Request for Comments and Announcement of Workshop on Pet Medications Issues, Project No. P121201 #560891-00107

Submission Number:
560891-00107
Commenter:
Mary Kraeszig
Organization:
Veterinary Relief Services
State:
Indiana
Initiative Name:
Request for Comments and Announcement of Workshop on Pet Medications Issues, Project No. P121201
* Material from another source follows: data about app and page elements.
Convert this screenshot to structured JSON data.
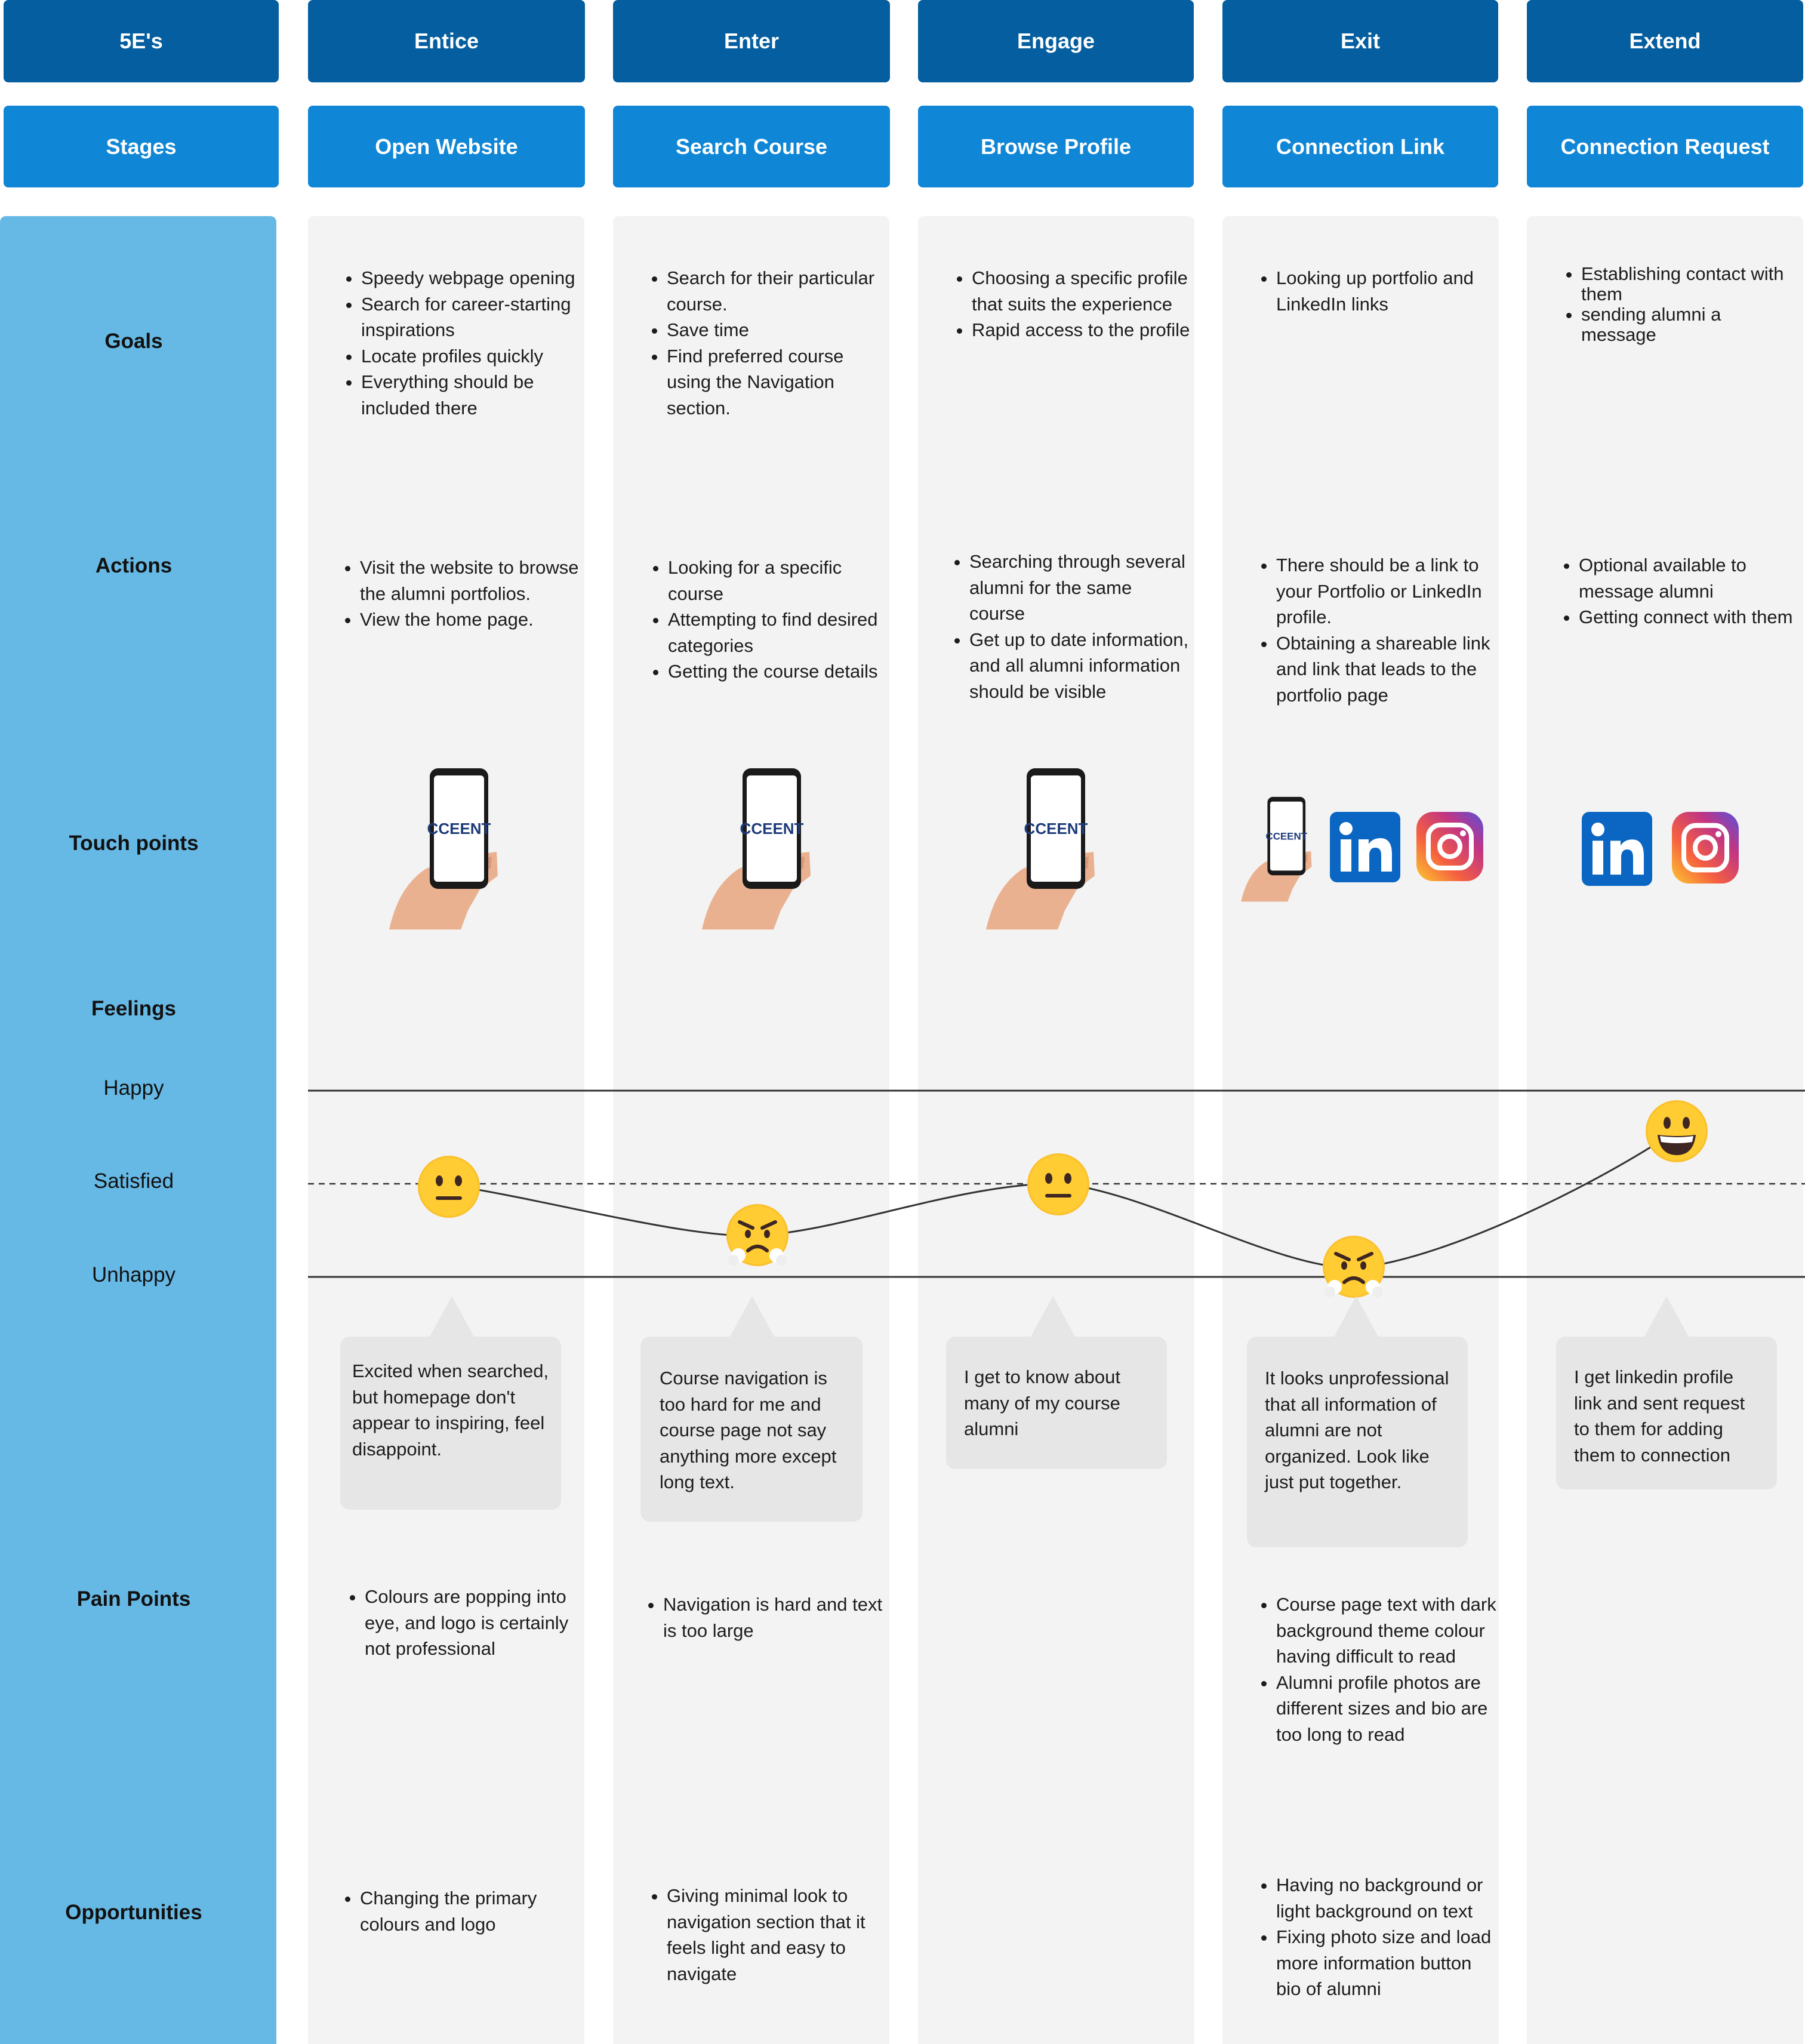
{
  "phases": {
    "label": "5E's",
    "items": [
      "Entice",
      "Enter",
      "Engage",
      "Exit",
      "Extend"
    ]
  },
  "stages": {
    "label": "Stages",
    "items": [
      "Open Website",
      "Search Course",
      "Browse Profile",
      "Connection Link",
      "Connection Request"
    ]
  },
  "rows": {
    "goals": "Goals",
    "actions": "Actions",
    "touch_points": "Touch points",
    "feelings": "Feelings",
    "pain_points": "Pain Points",
    "opportunities": "Opportunities"
  },
  "feeling_levels": [
    "Happy",
    "Satisfied",
    "Unhappy"
  ],
  "goals": [
    [
      "Speedy webpage opening",
      "Search for career-starting inspirations",
      "Locate profiles quickly",
      "Everything should be included there"
    ],
    [
      "Search for their particular course.",
      "Save time",
      "Find preferred course using the Navigation section."
    ],
    [
      "Choosing a specific profile that suits the experience",
      "Rapid access to the profile"
    ],
    [
      "Looking up portfolio and LinkedIn links"
    ],
    [
      "Establishing contact with them",
      "sending alumni a message"
    ]
  ],
  "actions": [
    [
      "Visit the website to browse the alumni portfolios.",
      "View the home page."
    ],
    [
      "Looking for a specific course",
      "Attempting to find desired categories",
      "Getting the course details"
    ],
    [
      "Searching through several alumni for the same course",
      "Get up to date information, and all alumni information should be visible"
    ],
    [
      "There should be a link to your Portfolio or LinkedIn profile.",
      "Obtaining a shareable link and link that leads to the portfolio page"
    ],
    [
      "Optional available to message alumni",
      "Getting connect with them"
    ]
  ],
  "touch_points": [
    [
      "phone-in-hand"
    ],
    [
      "phone-in-hand"
    ],
    [
      "phone-in-hand"
    ],
    [
      "phone-in-hand",
      "linkedin",
      "instagram"
    ],
    [
      "linkedin",
      "instagram"
    ]
  ],
  "phone_logo": "CCEENT",
  "feelings": [
    {
      "level": "Satisfied",
      "emoji": "neutral-face"
    },
    {
      "level": "Unhappy",
      "emoji": "angry-face"
    },
    {
      "level": "Satisfied",
      "emoji": "neutral-face"
    },
    {
      "level": "Unhappy",
      "emoji": "angry-face"
    },
    {
      "level": "Happy",
      "emoji": "grinning-face"
    }
  ],
  "quotes": [
    "Excited when searched, but homepage don't appear to inspiring, feel disappoint.",
    "Course navigation is too hard for me and course page not say anything more except long text.",
    "I get to know about many of my course alumni",
    "It looks unprofessional that all information of alumni are not organized. Look like just put together.",
    "I get linkedin profile link and sent request to them for adding them to connection"
  ],
  "pain_points": [
    [
      "Colours are popping into eye, and logo is certainly not professional"
    ],
    [
      "Navigation is hard and text is too large"
    ],
    [],
    [
      "Course page text with dark background theme colour having difficult to read",
      "Alumni profile photos are different sizes and bio are too long to read"
    ],
    []
  ],
  "opportunities": [
    [
      "Changing the primary colours and logo"
    ],
    [
      "Giving minimal look to navigation section that it feels light and easy to navigate"
    ],
    [],
    [
      "Having no background or light background on text",
      "Fixing photo size and load more information button bio of alumni"
    ],
    []
  ],
  "colors": {
    "phase_header": "#045e9f",
    "stage_header": "#0f86d6",
    "sidebar": "#67b9e5",
    "column": "#f3f3f3",
    "bubble": "#e6e6e6",
    "linkedin": "#0a66c2"
  }
}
I have always worked as a relief veterinarian, therefore I have no personal stake in legislation regarding prescription writing for pet medications. However, I do have strong opinions on the matter that I would like the FTC to take into account. (1) One of my employers is a non-profit spay/neuter/vaccination clinic. Approximately 40% of its operating expenses are derived from the sales of heartworm, flea, and other anti-parasite medication. Since the organization is non-profit, their prices are lower than the consumer can obtain OTC or through a pharmacy. There is only enough "profit" added to pay salaries, rent, and all the various expenses involved in operating the clinic. It would be devastating to this organization and its mission if it were forced to give prescriptions to its clients. It would be "the end" of this organization, which has already spayed/neutered 80,000 cats and dogs in the greater Indianapolis area, and which performs approximately 70 such surgeries daily. Additionally, the vaccination clinic (including heartworm testing and parasite control) sees approximately 45-50 pets per 2-3 hour shift, and twice that number on Saturdays. We provide a desperately needed service to pet owners affected by the economic downturn, who would otherwise abandon their pets or leave them unvaccinated and subject to more parasitic diseases. The U.S. has already seen a dramatic rise in the number of cases of human and animal rabies over the last couple of years, most likely as domestic animals have been left unvaccinated and their immunity has faded. This is not just an economic issue, but one with serious human health consequences. Additionally, the only FDA licensed product to treat heartworm disease, Immiticide, has been unavailable due to manufacturing issues in the U.S., and the drug must be ordered through a tedious process to obtain it from Europe. This has forced the cost of treatment to increase, and left many owners resorting to "Plan B," which is less costly but kills heartworms very slowly over a period of a year or so, allowing them to continue to damage the heart and blood vessels around the heart. We need to be able to continue to provide low cost testing and heartworm preventatives to clients throughout the U.S. (2) I also do relief work for private practices. Unlike human medicine, which has long relied on pharmacies to provide medications for people, veterinary practices have traditionally provided their clients with medications themselves. While a small fraction of practices have voluntarily gone to a prescription-only service to its clients, most private practices derive a portion of their income from providing medications to small and large animals to their clients. Veterinary practices have also suffered seriously during the long economic downturn, and the loss of income would be dramatic if all were forced to provide prescriptions, whether or not a client asked for it, increasing unemployment and/or causing increased fees for other services. Also, every practice I have worked for will price-match the online pet pharmacies if a client requests a prescription, thus retaining the relationship with the client while providing the client with the sense that they have saved money (usually the savings are small). The overarching issue with veterinary drug dispensing by pharmacies is that pharmacists/technicians are NOT trained in the dosage or uses of veterinary drugs. Cats and dogs are not small humans, and cattle and horses are not large humans. Dose ranges vary enormously from species to species, and veterinarians are in the best position to ensure that proper doses and route of administration are used. Pharmacies would also face the additional costs of maintaining full veterinary pharmacies, which is costly because one size does not fit all animals. Veterinarians spend four years learning these differences, and I do not believe that pharmacists want to add time to their 6 year degrees.